There is still office space to let in the building, and my advice is that they open a drama school. The cast could drop in for lessons between takes. In the street scenes you sometimes see a couple of blokes in wetsuits trotting by with surfboards under their arm. If they wanted something flat and stiff it would be so much easier to borrow an actor. When one of the cast in Friday's instalment managed to produce some genuine tears, I almost fell off my high horse it was so out of character. Not that these actors are getting much assistance from the script. "Cappuccinos all round?" says the waitress in the (absurdly overstaffed) cafe. Cappuccinos are the only round things in the entire show.

By the end of the first week we've already had our first suicide attempt. And there was I thinking that soaps had to leave the shock tactics till after the viewing figures had slumped. Lucy is planning a beautiful death, in the bath with lots of scented candles. She's hurting inside that Alex has come back. Alex is her ex, who left her in the lurch three years ago when she was sick - or, this being Australia, a mixture of sock and suck. She has spent the first week being asked if she's OK about Alex coming back, and you had to listen to her protestations of OK-ness so often you practically wanted to join her in the bath.

There is plenty more for the connoisseur to savour. If ever becomes a hit here, French and Saunders could do a brutal parody of scenes with characters running down endless flights of stairs. Alex, meanwhile, is the bookie's favourite to do a runner and set up camp in the pop charts, though I would advise him to change his name if he has genuine stardom in his sights. He's called James Stewart.
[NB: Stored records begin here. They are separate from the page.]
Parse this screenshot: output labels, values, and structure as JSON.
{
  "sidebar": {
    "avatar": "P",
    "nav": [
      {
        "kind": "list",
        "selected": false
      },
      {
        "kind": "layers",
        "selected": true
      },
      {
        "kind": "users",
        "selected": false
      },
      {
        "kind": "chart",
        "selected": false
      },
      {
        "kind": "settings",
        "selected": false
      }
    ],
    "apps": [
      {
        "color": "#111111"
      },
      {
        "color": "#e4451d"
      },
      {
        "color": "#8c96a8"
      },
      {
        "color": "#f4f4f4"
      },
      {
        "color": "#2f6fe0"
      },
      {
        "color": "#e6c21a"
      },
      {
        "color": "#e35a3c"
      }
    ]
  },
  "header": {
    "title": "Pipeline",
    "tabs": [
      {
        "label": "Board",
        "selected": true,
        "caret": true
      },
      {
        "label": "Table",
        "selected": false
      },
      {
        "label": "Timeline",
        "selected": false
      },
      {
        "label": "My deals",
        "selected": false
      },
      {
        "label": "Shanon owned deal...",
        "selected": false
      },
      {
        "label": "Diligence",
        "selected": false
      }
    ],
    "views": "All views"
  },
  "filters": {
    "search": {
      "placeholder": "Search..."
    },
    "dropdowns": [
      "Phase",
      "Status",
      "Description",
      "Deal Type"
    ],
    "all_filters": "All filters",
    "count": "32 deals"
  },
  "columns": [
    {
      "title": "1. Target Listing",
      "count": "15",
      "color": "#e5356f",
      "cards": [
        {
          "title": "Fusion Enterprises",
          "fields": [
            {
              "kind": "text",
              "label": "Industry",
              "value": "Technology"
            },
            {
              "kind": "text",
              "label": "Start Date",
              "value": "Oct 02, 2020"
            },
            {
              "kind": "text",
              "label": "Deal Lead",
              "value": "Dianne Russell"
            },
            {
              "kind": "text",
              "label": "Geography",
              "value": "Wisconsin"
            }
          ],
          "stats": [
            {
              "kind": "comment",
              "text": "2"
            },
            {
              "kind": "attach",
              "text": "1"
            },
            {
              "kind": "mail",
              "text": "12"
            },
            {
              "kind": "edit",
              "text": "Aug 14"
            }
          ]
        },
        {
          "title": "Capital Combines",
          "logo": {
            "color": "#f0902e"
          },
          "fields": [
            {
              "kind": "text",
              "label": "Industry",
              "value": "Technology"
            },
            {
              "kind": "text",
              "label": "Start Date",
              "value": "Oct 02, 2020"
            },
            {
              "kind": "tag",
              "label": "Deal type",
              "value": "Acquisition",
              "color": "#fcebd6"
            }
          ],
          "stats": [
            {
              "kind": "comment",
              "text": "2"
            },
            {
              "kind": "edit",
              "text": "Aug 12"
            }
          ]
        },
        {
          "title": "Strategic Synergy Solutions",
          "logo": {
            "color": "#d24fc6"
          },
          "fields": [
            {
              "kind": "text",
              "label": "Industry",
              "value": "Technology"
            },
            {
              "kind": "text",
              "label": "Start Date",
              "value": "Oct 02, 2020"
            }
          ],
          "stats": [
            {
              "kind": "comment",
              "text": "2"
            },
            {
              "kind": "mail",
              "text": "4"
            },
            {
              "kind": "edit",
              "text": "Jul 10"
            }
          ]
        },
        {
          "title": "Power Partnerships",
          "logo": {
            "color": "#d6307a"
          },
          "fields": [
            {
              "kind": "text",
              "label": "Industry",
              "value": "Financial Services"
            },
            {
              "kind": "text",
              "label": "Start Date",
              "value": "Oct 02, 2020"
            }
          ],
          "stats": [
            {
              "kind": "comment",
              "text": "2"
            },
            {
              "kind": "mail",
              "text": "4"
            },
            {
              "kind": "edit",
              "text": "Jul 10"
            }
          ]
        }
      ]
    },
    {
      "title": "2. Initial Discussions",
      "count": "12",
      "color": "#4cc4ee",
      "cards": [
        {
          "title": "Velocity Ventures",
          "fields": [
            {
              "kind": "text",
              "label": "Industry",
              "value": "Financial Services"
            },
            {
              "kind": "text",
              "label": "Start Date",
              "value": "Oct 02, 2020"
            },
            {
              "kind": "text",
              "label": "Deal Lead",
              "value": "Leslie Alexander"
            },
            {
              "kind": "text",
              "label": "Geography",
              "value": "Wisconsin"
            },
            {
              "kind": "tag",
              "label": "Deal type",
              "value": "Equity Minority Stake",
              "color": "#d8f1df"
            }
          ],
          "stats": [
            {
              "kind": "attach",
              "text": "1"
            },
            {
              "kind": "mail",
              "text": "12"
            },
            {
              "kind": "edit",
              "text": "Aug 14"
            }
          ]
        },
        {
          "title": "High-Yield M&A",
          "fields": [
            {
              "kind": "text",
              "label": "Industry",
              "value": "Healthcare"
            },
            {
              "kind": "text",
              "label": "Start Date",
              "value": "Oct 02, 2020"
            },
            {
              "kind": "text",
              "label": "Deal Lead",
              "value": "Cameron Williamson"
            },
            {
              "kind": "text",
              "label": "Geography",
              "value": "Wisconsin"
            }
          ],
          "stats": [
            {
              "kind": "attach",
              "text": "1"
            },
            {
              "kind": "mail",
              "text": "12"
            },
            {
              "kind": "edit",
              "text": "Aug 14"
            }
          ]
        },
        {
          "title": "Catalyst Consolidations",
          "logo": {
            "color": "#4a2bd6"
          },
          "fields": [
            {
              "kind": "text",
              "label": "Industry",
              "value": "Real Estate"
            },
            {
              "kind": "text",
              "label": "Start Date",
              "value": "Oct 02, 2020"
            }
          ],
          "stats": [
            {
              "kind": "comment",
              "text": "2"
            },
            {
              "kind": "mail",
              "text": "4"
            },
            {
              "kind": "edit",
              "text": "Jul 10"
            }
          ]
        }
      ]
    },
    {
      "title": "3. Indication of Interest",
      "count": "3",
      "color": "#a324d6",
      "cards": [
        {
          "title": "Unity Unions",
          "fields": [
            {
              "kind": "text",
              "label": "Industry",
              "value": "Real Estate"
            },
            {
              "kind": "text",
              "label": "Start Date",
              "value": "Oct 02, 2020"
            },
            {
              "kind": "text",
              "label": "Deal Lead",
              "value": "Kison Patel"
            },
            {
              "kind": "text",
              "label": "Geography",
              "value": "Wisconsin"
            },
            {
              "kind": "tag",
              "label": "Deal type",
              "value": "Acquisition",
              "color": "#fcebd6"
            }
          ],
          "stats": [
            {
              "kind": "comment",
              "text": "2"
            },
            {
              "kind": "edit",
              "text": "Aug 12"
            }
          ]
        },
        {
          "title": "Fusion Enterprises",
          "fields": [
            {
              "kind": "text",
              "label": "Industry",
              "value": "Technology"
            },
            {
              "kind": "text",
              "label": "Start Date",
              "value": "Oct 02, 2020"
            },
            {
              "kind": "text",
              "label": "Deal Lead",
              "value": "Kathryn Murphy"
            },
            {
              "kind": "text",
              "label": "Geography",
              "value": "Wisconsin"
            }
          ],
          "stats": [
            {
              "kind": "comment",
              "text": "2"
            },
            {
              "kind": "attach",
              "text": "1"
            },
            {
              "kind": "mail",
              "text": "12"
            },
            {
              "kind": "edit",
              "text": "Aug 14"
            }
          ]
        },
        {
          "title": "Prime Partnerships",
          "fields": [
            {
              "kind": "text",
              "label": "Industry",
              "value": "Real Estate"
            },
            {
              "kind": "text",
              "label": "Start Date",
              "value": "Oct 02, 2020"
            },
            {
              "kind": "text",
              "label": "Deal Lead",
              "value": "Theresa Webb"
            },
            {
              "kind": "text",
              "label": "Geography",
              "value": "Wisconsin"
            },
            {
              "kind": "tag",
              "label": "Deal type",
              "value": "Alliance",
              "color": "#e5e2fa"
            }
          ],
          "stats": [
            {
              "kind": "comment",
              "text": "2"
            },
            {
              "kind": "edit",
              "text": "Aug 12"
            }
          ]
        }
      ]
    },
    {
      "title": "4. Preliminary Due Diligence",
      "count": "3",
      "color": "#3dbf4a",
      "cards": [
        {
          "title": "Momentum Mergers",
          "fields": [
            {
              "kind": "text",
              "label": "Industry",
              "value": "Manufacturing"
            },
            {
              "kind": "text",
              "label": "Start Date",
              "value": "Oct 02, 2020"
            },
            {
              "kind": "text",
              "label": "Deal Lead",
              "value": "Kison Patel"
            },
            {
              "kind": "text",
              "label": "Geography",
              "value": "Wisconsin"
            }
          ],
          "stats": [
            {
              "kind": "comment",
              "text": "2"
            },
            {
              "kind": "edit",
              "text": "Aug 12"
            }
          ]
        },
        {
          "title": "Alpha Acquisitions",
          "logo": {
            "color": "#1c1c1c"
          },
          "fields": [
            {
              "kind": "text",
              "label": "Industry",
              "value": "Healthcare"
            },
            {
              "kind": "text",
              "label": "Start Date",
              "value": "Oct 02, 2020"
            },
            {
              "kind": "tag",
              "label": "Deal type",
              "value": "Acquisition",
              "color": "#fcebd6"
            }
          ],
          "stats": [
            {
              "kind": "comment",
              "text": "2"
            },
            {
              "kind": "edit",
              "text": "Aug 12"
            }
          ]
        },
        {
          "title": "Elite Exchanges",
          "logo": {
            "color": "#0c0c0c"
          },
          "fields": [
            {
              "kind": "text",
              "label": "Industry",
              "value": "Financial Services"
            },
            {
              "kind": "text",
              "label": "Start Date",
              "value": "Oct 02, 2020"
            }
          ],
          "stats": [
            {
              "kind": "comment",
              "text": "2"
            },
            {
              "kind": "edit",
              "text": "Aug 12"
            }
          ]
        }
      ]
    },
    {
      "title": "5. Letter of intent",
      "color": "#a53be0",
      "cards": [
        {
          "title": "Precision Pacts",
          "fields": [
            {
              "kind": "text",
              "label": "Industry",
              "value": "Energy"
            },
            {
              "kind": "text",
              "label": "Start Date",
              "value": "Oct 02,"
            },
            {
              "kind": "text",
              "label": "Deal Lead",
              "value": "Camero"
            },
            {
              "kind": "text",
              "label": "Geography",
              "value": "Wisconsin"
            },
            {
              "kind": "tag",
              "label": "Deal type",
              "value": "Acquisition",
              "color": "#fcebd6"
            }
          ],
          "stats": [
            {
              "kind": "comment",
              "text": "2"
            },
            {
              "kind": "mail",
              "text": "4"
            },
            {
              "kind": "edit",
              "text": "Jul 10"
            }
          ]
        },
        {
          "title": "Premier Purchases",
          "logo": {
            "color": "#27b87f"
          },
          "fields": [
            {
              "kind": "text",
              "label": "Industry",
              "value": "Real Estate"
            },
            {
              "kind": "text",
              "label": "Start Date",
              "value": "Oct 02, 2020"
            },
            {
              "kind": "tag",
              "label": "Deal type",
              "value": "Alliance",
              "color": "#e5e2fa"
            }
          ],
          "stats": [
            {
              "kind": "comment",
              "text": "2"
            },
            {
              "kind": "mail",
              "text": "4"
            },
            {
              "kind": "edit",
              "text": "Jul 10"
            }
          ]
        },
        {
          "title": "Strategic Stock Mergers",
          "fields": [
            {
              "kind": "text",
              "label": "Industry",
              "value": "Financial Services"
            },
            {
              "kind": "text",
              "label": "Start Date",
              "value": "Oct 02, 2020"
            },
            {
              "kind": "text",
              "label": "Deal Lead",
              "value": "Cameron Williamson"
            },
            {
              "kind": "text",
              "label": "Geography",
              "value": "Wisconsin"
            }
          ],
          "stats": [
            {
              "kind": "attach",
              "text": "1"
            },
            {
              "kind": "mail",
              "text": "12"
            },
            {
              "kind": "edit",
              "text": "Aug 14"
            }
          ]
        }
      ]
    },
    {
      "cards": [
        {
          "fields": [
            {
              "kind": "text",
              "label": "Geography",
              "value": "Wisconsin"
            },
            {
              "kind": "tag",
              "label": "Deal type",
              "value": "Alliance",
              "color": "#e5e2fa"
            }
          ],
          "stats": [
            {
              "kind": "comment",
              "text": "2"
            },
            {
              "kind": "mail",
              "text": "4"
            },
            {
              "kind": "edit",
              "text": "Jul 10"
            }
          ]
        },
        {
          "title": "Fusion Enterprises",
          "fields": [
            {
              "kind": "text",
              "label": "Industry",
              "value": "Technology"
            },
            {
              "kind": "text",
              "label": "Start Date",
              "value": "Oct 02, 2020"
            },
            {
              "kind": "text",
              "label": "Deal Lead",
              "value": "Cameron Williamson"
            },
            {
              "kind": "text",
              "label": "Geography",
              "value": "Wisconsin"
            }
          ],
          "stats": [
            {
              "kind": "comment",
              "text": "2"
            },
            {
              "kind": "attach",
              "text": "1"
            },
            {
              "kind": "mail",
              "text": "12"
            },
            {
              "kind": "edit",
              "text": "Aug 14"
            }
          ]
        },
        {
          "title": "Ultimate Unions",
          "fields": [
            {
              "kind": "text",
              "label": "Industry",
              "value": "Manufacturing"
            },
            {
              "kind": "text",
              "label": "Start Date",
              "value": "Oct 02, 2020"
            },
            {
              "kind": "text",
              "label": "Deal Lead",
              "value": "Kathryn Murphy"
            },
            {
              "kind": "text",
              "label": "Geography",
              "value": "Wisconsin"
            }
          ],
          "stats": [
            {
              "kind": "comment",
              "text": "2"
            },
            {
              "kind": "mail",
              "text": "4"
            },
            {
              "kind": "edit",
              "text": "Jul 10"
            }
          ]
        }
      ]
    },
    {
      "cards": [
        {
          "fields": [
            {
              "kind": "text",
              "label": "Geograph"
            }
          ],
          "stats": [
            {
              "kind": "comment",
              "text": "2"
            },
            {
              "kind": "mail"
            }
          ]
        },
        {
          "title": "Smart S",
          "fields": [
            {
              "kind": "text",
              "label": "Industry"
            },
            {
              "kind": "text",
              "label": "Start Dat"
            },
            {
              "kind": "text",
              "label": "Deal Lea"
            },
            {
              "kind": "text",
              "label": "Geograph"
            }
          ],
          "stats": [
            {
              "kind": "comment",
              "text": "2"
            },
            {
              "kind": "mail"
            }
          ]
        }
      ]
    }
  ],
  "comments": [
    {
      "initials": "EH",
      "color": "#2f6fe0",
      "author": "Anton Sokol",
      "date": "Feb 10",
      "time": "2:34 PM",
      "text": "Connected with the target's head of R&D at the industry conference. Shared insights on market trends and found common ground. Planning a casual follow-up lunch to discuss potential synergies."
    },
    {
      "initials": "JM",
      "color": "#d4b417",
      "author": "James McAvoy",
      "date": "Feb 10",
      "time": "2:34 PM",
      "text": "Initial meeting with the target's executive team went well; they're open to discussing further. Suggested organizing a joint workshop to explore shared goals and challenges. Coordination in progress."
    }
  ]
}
Alex is 's link with Chekhov, a character whose prodigal return from London is anticipated as endlessly as anything in the first act of The Cherry Orchard. By episode five, though, he's back, and his mother Kate suspects "there might be something wrong with him - I mean, psychologically". Nothing that couldn't be fixed by a tree surgeon.